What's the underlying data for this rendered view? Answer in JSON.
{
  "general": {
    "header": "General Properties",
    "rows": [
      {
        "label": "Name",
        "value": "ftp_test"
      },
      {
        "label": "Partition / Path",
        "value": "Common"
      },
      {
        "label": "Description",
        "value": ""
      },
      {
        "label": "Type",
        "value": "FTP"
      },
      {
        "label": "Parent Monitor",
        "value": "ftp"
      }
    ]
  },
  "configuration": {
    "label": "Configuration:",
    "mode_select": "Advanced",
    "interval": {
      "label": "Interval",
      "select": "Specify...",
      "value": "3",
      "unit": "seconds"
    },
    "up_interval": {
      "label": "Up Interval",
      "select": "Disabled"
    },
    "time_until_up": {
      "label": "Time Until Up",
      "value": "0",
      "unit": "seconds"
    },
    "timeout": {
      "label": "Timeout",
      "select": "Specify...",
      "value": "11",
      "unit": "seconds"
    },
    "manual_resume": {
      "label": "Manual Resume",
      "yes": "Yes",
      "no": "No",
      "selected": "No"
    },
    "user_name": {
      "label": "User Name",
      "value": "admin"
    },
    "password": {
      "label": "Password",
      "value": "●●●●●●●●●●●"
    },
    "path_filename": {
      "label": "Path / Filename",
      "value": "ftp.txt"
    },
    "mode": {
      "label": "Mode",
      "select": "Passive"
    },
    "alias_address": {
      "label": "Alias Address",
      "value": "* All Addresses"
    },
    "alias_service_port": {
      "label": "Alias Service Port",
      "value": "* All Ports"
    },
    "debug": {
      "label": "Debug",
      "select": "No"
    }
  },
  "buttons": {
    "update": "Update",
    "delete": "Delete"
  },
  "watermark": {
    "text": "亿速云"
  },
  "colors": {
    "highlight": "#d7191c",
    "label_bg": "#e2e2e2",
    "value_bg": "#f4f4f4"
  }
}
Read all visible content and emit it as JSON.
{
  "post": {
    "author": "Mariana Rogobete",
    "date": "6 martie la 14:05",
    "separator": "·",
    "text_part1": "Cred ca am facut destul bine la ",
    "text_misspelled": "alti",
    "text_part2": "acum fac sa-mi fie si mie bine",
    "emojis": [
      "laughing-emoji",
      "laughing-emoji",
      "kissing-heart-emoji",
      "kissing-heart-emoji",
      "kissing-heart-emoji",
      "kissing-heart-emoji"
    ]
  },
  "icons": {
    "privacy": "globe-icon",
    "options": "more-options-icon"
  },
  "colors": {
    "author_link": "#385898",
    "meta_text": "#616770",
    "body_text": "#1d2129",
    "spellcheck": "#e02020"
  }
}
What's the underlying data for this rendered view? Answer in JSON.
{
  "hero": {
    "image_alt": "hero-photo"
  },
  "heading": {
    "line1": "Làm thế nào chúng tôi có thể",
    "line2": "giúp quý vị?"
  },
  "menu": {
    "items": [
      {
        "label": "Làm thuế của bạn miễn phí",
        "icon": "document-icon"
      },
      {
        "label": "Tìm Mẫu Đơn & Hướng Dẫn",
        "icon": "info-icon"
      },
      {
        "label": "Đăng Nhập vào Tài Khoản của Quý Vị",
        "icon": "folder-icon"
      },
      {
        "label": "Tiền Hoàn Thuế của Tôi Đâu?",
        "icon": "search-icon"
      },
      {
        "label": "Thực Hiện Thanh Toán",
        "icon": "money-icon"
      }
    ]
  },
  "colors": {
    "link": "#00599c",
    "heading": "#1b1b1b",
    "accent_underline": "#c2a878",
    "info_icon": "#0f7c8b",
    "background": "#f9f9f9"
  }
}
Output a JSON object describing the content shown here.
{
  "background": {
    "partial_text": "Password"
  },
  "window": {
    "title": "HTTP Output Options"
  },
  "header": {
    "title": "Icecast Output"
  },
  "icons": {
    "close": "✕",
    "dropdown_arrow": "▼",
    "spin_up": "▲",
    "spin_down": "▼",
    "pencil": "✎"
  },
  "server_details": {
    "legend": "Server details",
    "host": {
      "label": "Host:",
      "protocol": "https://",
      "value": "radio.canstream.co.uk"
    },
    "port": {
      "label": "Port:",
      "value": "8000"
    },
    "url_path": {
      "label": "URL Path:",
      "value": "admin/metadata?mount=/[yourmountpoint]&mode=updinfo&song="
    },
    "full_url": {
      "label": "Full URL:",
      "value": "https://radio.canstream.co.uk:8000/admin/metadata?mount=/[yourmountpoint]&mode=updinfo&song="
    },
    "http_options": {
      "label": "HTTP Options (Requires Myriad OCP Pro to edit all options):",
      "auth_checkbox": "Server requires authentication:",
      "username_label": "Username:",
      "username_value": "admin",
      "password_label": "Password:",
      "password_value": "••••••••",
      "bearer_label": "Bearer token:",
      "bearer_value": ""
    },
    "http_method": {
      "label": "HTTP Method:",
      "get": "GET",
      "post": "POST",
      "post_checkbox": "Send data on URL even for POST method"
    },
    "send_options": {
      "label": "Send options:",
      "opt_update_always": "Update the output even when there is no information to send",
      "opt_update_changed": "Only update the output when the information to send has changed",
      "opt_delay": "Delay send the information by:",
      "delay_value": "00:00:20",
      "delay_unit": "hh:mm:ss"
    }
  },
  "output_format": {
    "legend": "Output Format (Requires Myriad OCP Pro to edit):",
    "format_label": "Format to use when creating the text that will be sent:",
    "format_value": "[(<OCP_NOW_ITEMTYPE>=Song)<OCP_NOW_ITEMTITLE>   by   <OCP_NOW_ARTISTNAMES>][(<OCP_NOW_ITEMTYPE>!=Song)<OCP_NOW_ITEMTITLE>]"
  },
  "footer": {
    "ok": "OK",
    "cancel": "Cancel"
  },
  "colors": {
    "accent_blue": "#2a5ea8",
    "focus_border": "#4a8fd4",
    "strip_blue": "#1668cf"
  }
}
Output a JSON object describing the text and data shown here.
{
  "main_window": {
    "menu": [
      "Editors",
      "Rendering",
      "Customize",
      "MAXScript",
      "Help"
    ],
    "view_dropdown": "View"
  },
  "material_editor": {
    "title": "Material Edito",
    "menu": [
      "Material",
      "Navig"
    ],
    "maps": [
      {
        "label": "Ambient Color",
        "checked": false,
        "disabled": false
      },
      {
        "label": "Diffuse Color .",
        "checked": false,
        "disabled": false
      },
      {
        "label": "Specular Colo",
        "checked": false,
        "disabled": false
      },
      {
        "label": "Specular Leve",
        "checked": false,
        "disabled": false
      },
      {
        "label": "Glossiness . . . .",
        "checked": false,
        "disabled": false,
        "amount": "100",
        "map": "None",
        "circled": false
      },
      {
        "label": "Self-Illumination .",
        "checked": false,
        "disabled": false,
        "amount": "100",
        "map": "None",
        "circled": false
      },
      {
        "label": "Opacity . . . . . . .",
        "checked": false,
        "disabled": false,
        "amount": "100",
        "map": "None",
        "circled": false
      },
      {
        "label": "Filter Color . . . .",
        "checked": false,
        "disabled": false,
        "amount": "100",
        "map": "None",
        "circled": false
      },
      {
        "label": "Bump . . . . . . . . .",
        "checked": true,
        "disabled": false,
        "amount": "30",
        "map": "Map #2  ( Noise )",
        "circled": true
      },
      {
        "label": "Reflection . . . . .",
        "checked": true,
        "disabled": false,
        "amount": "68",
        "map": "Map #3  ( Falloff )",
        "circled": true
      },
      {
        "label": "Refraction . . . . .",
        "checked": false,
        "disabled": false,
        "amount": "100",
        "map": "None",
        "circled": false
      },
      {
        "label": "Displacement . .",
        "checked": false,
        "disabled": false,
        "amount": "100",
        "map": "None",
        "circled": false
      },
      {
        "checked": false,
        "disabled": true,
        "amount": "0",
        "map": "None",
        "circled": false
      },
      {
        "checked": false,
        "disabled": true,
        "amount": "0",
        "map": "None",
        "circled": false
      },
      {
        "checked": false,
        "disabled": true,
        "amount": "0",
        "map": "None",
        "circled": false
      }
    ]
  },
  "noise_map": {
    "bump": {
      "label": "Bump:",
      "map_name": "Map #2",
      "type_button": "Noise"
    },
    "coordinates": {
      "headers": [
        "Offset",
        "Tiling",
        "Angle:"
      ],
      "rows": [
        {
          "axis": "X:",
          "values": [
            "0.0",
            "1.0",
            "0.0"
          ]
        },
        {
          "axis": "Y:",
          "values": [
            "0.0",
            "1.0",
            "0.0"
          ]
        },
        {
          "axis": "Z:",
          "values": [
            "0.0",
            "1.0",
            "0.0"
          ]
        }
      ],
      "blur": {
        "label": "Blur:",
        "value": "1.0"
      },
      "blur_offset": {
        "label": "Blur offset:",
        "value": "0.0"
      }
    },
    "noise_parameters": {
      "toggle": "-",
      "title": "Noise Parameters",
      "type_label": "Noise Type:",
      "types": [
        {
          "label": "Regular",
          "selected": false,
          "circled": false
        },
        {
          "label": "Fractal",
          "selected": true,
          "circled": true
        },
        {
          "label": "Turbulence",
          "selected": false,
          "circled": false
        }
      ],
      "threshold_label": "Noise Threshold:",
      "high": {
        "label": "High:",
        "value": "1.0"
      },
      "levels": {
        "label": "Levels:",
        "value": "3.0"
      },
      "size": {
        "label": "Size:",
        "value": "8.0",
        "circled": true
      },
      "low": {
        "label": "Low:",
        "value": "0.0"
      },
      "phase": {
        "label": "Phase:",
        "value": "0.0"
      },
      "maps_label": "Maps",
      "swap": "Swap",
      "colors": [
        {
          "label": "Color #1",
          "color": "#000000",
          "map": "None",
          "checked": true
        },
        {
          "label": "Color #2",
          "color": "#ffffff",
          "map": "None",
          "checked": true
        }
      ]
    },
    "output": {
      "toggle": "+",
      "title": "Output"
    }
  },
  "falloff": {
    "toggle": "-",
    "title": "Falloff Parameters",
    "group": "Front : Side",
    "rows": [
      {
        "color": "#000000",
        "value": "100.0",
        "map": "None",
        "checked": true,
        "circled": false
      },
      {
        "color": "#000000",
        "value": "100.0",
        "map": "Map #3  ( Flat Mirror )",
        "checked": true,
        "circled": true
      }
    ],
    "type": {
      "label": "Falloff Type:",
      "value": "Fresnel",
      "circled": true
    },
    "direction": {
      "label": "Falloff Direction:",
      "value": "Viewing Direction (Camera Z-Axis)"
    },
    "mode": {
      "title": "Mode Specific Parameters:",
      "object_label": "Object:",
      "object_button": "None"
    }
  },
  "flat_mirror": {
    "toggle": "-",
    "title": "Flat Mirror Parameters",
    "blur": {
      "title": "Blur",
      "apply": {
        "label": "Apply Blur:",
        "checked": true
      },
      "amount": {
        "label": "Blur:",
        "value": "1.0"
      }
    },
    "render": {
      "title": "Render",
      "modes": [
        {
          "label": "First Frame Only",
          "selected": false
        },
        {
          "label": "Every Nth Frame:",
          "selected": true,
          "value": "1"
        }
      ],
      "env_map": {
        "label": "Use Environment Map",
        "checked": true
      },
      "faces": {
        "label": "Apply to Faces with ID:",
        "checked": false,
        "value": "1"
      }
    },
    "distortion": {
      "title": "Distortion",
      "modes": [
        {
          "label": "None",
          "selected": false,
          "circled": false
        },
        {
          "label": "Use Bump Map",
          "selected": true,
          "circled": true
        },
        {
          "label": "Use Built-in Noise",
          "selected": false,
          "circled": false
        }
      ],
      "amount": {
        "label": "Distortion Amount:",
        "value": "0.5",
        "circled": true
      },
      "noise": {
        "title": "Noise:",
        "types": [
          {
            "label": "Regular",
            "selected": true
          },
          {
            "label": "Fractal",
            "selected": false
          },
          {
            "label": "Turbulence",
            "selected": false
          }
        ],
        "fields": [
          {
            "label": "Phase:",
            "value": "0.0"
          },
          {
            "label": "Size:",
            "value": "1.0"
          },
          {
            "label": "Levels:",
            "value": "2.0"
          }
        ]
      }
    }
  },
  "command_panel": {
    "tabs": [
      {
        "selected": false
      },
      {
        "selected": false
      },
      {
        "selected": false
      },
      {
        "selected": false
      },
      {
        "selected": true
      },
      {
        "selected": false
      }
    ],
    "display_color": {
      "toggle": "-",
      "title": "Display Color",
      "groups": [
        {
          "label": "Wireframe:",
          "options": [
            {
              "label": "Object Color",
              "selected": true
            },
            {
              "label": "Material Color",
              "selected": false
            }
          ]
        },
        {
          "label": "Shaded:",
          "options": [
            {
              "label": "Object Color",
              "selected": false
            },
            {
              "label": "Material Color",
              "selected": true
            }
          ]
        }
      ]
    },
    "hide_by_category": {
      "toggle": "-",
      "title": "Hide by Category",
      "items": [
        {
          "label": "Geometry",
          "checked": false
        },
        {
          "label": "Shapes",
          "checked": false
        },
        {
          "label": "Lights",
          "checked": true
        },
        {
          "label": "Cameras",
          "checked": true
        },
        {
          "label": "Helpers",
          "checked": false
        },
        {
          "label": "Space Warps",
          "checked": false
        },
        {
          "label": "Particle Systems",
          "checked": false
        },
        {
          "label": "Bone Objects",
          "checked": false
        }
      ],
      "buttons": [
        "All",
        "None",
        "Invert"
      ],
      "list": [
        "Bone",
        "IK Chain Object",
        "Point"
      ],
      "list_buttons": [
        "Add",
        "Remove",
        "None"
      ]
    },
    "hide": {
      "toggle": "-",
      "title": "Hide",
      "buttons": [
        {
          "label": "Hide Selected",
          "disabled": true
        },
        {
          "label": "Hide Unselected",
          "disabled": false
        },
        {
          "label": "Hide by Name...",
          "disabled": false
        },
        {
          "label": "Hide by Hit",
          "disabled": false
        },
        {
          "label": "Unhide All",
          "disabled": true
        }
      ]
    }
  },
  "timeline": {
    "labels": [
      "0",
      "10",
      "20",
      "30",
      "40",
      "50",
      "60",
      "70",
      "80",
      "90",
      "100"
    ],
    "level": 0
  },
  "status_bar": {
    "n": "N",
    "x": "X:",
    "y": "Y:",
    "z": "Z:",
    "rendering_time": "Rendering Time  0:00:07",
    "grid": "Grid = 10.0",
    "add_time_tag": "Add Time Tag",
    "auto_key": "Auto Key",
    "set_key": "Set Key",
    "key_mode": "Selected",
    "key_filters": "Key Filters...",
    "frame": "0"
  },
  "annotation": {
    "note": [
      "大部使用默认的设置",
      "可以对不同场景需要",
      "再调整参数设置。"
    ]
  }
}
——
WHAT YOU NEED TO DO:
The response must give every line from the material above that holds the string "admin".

WRITTEN SOLUTION:
      "value": "admin"
      "value": "admin/metadata?mount=/[yourmountpoint]&mode=updinfo&song="
      "value": "https://radio.canstream.co.uk:8000/admin/metadata?mount=/[yourmountpoint]&mode=updinfo&song="
      "username_value": "admin",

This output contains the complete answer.